By Norma Fayad, Haneen Hamid and Kerstin Eitapence
NHS Greyhound Staff
Last year the federal government changed all public school menu requirements. A year later, Naugatuck High School students and staff have mixed feelings about these changes.
Many people say they like the school lunch and wouldn’t change a thing while others have a more negative reaction and want healthier choices.
The high school renovation, slated to be complete in 2016, will include changed to the cafeteria. School Principal Jan Saam said that the cafe itself is going to have a small lounge, modeled to resemble a diner, and it will be open to all the students. But there is a catch: students will need to earn the privilege of eating there. Saam is still in the process of deciding how students will earn entry to the special space.
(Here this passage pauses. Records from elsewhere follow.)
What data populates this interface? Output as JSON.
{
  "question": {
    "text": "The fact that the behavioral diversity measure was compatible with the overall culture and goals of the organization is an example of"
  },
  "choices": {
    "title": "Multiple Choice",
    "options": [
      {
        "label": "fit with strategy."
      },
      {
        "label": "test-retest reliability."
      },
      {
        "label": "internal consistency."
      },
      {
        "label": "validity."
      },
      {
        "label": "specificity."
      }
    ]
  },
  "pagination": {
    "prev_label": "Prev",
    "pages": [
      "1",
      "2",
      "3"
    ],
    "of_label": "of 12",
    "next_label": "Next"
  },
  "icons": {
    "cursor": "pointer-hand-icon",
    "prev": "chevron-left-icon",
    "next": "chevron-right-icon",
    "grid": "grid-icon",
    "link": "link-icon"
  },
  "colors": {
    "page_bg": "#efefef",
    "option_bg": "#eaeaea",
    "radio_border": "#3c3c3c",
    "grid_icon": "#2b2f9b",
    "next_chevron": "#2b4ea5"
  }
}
The café redesign may also include benches outside where students can eat during their lunch period.
English teacher Edward Decosta remarked, “I love it” when asked about school lunch. The chicken wraps and salads would be “nicer” if the chicken was real chicken and not pieces of chicken patty. But, he acknowledge, this would cost more money.
English Dept. Head Amy Stewert said that all she eats from the cafe is the garden salad and she gets the cucumber and yogurt side dish to use as her dressing. When asked if she would change anything, she said, “I would definitely buy more varieties of lunch if they had an all organic section.”
Teachers aren’t the only ones with opinion about lunch.
Sophomore Deena Aljamal said, “This milk is yucky. I hate the school milk. Some people said that it’s expired. So I just don’t drink it.”
Aljamal also said that she usually gets salads and pizza. When offered, she prefers the buffalo chicken or the Caeser salad. “The fried dough is good, but my mom makes it better.”
Junior Scott Millette said, “The chicken patty is so nasty. Real chicken would be so much better.” Millette usually gets hot lunch and he does like the milk, preferably chocolate.
But the café is also struggling with renovation issues. The kitchen will not receive any new equipment after the work is completed. The main cook, Jackie Evans, said, “There will nothing renovated in the kitchen, even though it would make preparing food faster and easier. It’s not happening.”
Food Service Director Kate Murphy said that the cafeteria is also working with “guest chefs,” who come in to prepare special lunches. Last year, a chef who specialized in Japanese cuisine created specials for students. This is not an easy task as chefs need to be paid in advance and specialty food items need to be ordered. But students really seem to like it, and she is working to arrange more “guest chef” meals at the high school.
She also added that she open to any suggestions, but students must remember that the cafeteria has to follow federal regulations about school lunches.
Another issue with the café is the pricing for teachers. Staff have to pay a dollar more. Student lunches cost $2.75 while teacher lunches run about $ 3.50. Preparation of the food for the three lunch waves starts eight o’clock in the morning. Pizzas are made fresh, except for the cheese and pepperoni, but the chicken patties and burgers are frozen.
According to Evans, the hardest days for the cafe are nacho and taco days and fried dough days because they take the most time to prepare.